How do you help your elderly loved one get past their family customs and cultural beliefs to accept assistance in her home? How do you tell your loved one that you and your siblings are concerned about living alone at home? How do you help them keep their independence without interfering in their life or making decisions for them? These are issues that will not go away with time. To the contrary, it will behoove everyone involved to be proactive about such difficult topics. With advance planning and straight-forward discussions, the problem-solving process actually can work well, but it will take some concentrated effort by you, your siblings, and your loved one.
The first thing to know is that many of the conversations you will be having on your loved one’s behalf could very well be emotionally laden, and must be handled carefully.
Some examples of issues to consider when involving yourself and your family in conversations that are to be focused on helping your loved one decide to use or not use home care are:
- Your loved one must be the focus of all discussions and totally involved (assuming their mental capabilities are up to the task).
- Voice your opinions using “I” statements.
- Have a clear topic for every discussion.
- Be assertive about your thoughts.
- Be respectful of others opinions (especially your loved one’s).
- Realize it may take some time and several conversations to come to a consensus.
- Don’t blame others or use “You” statements.
- Don’t try to accomplish too much in one conversation.
- And, don’t expect that this will be easy.

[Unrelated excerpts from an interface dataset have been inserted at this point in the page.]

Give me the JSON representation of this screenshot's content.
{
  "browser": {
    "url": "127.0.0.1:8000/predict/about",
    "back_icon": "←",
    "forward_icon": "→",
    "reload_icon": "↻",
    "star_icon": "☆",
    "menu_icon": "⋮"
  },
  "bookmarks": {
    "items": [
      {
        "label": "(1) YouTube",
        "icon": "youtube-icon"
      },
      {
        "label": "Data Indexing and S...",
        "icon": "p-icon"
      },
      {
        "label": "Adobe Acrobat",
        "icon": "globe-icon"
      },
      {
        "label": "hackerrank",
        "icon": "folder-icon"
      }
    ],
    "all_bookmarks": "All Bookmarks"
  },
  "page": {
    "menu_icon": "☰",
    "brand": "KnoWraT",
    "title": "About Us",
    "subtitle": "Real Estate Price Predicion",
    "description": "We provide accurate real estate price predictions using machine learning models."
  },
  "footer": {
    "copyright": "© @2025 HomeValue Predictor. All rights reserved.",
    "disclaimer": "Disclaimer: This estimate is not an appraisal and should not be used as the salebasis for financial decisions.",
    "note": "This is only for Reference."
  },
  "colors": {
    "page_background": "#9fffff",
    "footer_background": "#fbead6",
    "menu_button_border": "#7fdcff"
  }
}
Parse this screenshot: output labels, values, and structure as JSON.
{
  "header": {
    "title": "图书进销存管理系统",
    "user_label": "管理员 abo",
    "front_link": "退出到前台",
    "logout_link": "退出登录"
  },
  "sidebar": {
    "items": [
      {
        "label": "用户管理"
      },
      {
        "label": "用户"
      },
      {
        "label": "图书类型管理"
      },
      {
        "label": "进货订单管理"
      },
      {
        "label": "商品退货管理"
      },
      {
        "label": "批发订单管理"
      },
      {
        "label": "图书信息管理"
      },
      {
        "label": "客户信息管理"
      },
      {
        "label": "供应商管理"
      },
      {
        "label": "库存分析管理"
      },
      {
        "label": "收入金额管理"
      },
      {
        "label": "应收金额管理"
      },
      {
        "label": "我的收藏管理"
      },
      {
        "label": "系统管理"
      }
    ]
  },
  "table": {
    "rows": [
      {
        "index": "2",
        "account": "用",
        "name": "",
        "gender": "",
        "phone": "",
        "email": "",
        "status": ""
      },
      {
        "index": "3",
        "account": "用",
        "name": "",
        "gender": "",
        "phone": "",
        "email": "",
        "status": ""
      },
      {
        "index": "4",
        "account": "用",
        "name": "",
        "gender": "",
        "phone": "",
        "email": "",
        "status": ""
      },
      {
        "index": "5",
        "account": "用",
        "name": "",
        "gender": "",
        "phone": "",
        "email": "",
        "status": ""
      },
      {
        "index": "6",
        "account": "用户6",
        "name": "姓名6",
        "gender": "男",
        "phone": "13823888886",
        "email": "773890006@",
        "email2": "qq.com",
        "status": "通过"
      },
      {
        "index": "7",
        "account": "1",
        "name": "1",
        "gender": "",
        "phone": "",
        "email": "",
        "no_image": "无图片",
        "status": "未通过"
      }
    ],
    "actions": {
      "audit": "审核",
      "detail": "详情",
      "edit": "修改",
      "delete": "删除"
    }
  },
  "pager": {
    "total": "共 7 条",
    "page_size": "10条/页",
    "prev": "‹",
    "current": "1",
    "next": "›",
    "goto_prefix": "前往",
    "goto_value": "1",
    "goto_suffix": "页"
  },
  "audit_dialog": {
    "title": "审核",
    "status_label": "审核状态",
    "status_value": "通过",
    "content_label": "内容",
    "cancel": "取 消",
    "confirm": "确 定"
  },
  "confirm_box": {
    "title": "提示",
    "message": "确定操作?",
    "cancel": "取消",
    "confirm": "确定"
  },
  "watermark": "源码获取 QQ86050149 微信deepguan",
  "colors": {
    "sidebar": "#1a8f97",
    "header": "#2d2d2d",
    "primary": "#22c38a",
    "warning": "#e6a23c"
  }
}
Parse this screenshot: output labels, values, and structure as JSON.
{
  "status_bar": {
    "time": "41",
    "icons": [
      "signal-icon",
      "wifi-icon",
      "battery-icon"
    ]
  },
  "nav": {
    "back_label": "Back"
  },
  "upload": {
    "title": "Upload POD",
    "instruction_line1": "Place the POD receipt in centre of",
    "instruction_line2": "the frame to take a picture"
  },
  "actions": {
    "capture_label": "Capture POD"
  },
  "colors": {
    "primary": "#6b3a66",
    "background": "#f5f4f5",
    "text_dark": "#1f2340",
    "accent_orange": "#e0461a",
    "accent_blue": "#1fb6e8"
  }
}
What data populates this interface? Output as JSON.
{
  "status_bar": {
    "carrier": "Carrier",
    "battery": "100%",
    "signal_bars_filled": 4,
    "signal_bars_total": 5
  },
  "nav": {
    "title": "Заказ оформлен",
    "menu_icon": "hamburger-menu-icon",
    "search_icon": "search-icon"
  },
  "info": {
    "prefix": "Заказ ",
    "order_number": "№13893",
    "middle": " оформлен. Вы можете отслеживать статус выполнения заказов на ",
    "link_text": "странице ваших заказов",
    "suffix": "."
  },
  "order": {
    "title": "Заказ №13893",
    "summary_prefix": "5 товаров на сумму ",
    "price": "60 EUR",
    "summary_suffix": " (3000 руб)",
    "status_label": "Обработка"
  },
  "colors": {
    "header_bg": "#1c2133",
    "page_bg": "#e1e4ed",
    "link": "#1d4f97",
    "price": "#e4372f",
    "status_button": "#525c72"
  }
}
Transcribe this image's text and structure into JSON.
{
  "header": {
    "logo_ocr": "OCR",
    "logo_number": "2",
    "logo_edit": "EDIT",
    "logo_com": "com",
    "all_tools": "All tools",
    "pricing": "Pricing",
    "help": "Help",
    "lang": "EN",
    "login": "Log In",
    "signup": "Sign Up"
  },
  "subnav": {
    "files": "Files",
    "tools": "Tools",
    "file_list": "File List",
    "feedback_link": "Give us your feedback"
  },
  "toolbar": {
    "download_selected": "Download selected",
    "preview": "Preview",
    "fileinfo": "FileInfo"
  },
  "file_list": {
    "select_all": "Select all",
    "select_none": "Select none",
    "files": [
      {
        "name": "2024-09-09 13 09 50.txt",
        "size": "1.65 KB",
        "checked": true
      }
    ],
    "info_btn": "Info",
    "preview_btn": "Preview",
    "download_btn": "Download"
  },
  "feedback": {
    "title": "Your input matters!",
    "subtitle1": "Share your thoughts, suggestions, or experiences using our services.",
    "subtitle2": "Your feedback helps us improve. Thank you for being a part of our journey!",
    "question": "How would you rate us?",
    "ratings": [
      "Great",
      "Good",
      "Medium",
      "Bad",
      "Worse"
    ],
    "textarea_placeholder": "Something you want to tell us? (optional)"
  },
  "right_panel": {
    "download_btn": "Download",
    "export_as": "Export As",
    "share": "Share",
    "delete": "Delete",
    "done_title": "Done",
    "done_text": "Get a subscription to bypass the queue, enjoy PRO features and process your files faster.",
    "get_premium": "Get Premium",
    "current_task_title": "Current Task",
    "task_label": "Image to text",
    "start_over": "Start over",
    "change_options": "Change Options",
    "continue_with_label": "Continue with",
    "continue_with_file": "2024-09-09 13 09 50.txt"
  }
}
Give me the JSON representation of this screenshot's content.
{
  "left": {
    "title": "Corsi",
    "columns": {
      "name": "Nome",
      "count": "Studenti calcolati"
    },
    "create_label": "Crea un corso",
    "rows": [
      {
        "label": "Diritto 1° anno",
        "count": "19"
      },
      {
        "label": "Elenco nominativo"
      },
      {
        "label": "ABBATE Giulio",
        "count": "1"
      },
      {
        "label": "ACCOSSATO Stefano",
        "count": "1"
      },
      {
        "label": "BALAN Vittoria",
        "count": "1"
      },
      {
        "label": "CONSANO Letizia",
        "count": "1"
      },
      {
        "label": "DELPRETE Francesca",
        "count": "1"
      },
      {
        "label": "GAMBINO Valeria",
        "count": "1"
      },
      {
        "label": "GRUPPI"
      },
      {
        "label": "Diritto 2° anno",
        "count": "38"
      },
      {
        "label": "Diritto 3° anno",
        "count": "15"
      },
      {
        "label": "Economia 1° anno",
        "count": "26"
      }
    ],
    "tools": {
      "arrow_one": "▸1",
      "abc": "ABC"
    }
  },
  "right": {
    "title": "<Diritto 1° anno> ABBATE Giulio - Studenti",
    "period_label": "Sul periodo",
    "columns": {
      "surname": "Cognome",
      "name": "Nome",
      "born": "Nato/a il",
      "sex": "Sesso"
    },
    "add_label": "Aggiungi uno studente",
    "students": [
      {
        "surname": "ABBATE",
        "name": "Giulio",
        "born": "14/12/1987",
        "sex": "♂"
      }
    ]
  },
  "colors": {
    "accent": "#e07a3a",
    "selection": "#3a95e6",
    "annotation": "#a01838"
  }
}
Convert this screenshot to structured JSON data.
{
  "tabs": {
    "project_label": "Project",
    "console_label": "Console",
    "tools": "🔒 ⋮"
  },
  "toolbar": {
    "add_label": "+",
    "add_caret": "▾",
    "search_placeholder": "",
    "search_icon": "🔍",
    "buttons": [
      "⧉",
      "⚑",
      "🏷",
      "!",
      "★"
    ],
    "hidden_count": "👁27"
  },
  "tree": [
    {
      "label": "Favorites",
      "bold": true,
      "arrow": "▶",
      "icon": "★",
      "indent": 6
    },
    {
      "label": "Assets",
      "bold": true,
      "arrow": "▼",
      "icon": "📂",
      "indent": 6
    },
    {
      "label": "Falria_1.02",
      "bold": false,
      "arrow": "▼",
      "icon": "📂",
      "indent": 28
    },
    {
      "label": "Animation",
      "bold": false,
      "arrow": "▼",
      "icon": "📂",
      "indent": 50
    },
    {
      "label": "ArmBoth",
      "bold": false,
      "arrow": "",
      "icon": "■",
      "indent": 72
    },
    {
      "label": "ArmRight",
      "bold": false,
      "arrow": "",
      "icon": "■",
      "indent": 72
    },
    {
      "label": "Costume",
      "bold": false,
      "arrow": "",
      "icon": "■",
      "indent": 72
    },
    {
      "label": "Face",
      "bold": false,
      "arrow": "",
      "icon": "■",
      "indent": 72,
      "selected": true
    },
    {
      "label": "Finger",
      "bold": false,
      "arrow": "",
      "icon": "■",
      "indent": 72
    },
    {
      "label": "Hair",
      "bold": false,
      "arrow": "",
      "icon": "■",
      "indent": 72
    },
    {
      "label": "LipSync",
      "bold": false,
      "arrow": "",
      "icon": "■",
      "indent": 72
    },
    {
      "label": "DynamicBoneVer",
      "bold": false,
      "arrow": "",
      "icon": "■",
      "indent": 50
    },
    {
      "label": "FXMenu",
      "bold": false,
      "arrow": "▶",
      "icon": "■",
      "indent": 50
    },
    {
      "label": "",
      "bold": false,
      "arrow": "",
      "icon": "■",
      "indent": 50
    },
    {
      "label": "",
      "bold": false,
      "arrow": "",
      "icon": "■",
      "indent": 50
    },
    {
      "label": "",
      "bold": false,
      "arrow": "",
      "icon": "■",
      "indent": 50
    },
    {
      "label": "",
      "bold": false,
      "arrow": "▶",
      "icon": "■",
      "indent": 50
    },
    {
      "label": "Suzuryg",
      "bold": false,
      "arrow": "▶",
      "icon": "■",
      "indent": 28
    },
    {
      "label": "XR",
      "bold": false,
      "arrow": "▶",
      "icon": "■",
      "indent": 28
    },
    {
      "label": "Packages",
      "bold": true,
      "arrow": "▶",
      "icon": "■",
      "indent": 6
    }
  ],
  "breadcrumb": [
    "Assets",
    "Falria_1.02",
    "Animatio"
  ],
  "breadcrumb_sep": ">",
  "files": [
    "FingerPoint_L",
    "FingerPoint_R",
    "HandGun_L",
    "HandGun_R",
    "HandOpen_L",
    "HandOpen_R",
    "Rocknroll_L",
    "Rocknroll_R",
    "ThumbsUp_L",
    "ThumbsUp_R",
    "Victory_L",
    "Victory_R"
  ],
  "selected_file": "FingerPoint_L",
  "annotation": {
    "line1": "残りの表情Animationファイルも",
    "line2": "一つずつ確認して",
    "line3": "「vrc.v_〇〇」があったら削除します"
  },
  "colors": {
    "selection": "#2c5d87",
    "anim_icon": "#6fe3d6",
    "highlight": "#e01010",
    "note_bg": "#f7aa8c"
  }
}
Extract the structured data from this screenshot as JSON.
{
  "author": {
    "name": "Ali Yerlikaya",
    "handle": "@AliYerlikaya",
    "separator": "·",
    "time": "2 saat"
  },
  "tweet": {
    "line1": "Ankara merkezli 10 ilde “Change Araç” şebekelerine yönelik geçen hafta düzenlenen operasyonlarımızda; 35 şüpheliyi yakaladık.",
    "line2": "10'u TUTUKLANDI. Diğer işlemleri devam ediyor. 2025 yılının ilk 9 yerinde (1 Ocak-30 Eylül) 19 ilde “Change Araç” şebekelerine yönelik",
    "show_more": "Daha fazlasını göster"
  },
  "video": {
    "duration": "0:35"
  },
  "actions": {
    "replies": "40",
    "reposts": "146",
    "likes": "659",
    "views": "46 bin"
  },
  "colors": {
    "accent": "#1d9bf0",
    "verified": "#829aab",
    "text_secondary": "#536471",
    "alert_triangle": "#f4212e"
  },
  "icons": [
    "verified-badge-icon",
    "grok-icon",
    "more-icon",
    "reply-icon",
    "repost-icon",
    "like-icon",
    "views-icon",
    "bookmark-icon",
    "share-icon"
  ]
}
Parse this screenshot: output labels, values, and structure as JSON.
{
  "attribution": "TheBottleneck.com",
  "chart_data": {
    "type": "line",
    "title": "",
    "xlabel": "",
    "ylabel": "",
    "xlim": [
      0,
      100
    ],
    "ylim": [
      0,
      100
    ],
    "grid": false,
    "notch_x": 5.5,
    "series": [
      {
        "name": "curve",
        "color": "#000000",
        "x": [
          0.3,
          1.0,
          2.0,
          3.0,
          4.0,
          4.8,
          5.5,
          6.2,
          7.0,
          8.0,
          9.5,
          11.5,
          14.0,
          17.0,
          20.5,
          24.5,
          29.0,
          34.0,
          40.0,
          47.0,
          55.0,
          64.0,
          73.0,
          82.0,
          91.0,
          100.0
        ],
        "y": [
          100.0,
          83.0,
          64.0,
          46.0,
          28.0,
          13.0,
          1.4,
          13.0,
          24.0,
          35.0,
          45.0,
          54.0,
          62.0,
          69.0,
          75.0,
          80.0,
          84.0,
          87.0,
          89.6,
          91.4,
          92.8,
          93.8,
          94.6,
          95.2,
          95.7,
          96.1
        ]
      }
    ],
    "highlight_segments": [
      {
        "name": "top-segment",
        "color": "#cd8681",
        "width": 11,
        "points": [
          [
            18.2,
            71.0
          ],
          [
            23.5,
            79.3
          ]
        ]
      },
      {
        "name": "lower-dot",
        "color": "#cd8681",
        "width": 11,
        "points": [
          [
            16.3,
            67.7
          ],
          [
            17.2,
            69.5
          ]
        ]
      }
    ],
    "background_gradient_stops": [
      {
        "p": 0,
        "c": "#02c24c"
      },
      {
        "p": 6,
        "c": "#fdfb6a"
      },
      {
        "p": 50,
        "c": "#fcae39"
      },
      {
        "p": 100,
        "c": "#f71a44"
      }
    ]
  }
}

Setting up a family meeting can be a great place to begin having discussions about the care they should be receiving (or wants to receive). It may seem obvious, but remember that they are the one who will be making choices about their own life, not you or one of your relatives (unless of course, there is a very serious health concern and your loved one is being quite unreasonable and disregarding this health concern). You loved one should always be a central part of every discussion – if not, it could be difficult for you to find solutions that are acceptable to your loved one. Family meetings should be supportive and this support alone may be enough to convince them that they should begin to consider some form of home care before their health deteriorates.
Even with the most thought out and well planned family meeting, resistance is normal from them (and possibly from others) when discussing your loved one’s independence, or lack of independence. If they show signs of resistance and would like to put this meeting off for awhile, don’t push them into having the meeting. Realize they may need some time to prepare for such a discussion – approach them in a week or two and suggest another time to have the meeting. If they continue to be stand-offish, be a bit more assertive, making sure that they understand that you (and your family) want this meeting because you care about them, and are concerned about their well-being.
Some suggested methods to deal with resistance are:
- If your loved one’s health and/or safety are an issue, say so, and push the discussion forward.
- Involve others, such as clergy, physicians, or a geriatric care manager.
- Use community resources to help everyone ease into the “care at home” process. Meals on Wheels would be an example or a free consultation with a home care agency.
Make sure you have focused on what they feel are their issues, not just what others think are concerns. they will be much more accepting of your concerns and wishes if they tie into their own concerns. One last thought on family meetings before moving on: It is often wise to have the family meet prior to having the loved one attend a family meeting. This will give the family an opportunity to unite in their thoughts, which will help to show your loved one that all of you are concerned about similar issues. The statement “strength in numbers” certainly does apply here.
After having the initial family meeting (with your loved one), and everyone has had the opportunity to express their feelings and thoughts, gently suggest that they make an appointment with their physician to have a thorough evaluation, or a geriatric psychologist (depending on your loved one’s condition). The professional evaluation can go a long way in helping them decide that they could use some assistance in their home. Don’t nag them about this evaluation – simply plant the seed and water it from time to time. Eventually, most elders realize that they cannot care for themselves as they used to. Seeing a doctor seems to make this decision easier.
Finally, be direct and speak with them about having a home care agency come out and meet with them. this will allow your loved one to get a sense of exactly what such an agency can do for them. Focus this meeting on what a caregiver from an agency can do for them – be specific about the tasks a caregiver will perform, and won’t perform. Let them know that they are still in control, and that the home care progress can add significantly to everyone’s peace of mind.
Keep all your discussions with them positive. Treat them as an equal – don’t parent! And remember; let your loved one make their own decisions. Your job is to help them make those decisions, not to make decisions for them.